--- Information shown ---

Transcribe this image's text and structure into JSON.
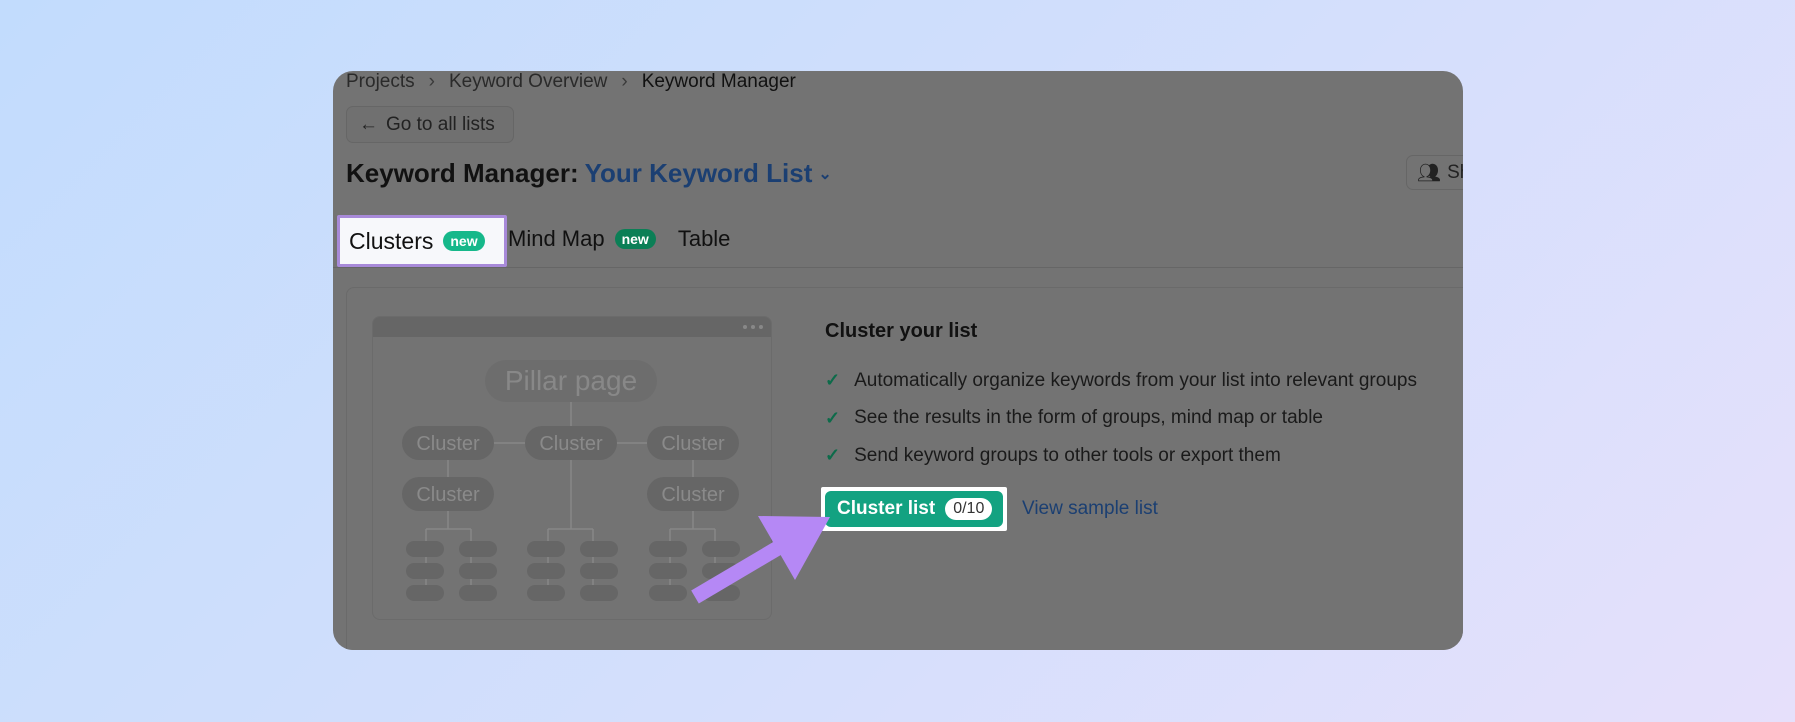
{
  "breadcrumb": [
    "Projects",
    "Keyword Overview",
    "Keyword Manager"
  ],
  "back_button": "Go to all lists",
  "title": {
    "prefix": "Keyword Manager:",
    "list_name": "Your Keyword List"
  },
  "share_button": "Sh",
  "tabs": [
    {
      "label": "Clusters",
      "badge": "new",
      "highlighted": true
    },
    {
      "label": "Mind Map",
      "badge": "new"
    },
    {
      "label": "Table"
    }
  ],
  "illustration": {
    "pillar": "Pillar page",
    "cluster": "Cluster"
  },
  "content": {
    "heading": "Cluster your list",
    "bullets": [
      "Automatically organize keywords from your list into relevant groups",
      "See the results in the form of groups, mind map or table",
      "Send keyword groups to other tools or export them"
    ],
    "cta": {
      "label": "Cluster list",
      "count": "0/10"
    },
    "sample_link": "View sample list"
  },
  "colors": {
    "accent": "#13a281",
    "highlight": "#a88ad9",
    "arrow": "#b588f5",
    "link": "#1b3f72"
  }
}
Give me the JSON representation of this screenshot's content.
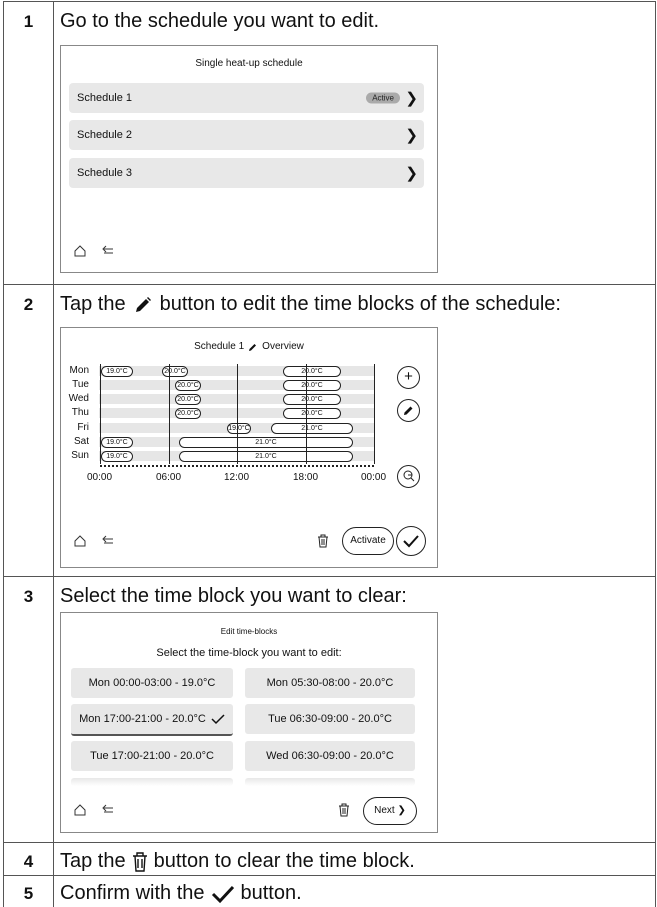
{
  "steps": [
    {
      "num": "1",
      "text": "Go to the schedule you want to edit."
    },
    {
      "num": "2",
      "text_before": "Tap the",
      "text_after": "button to edit the time blocks of the schedule:"
    },
    {
      "num": "3",
      "text": "Select the time block you want to clear:"
    },
    {
      "num": "4",
      "text_before": "Tap the",
      "text_after": "button to clear the time block."
    },
    {
      "num": "5",
      "text_before": "Confirm with the",
      "text_after": "button."
    }
  ],
  "screen1": {
    "title": "Single heat-up schedule",
    "items": [
      {
        "label": "Schedule 1",
        "badge": "Active"
      },
      {
        "label": "Schedule 2"
      },
      {
        "label": "Schedule 3"
      }
    ],
    "home_icon": "home-icon",
    "back_icon": "back-icon"
  },
  "screen2": {
    "title": "Schedule 1",
    "title_suffix": "Overview",
    "days": [
      "Mon",
      "Tue",
      "Wed",
      "Thu",
      "Fri",
      "Sat",
      "Sun"
    ],
    "blocks": [
      [
        "19.0°C",
        "20.0°C",
        "20.0°C"
      ],
      [
        "20.0°C",
        "20.0°C"
      ],
      [
        "20.0°C",
        "20.0°C"
      ],
      [
        "20.0°C",
        "20.0°C"
      ],
      [
        "19.0°C",
        "21.0°C"
      ],
      [
        "19.0°C",
        "21.0°C"
      ],
      [
        "19.0°C",
        "21.0°C"
      ]
    ],
    "times": [
      "00:00",
      "06:00",
      "12:00",
      "18:00",
      "00:00"
    ],
    "activate_label": "Activate"
  },
  "screen3": {
    "title": "Edit time-blocks",
    "subtitle": "Select the time-block you want to edit:",
    "blocks": [
      "Mon 00:00-03:00 - 19.0°C",
      "Mon 05:30-08:00 - 20.0°C",
      "Mon 17:00-21:00 - 20.0°C",
      "Tue 06:30-09:00 - 20.0°C",
      "Tue 17:00-21:00 - 20.0°C",
      "Wed 06:30-09:00 - 20.0°C"
    ],
    "selected_index": 2,
    "next_label": "Next"
  }
}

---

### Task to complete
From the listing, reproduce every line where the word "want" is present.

### Answer to this exercise
      "text": "Go to the schedule you want to edit."
      "text": "Select the time block you want to clear:"
    "subtitle": "Select the time-block you want to edit:",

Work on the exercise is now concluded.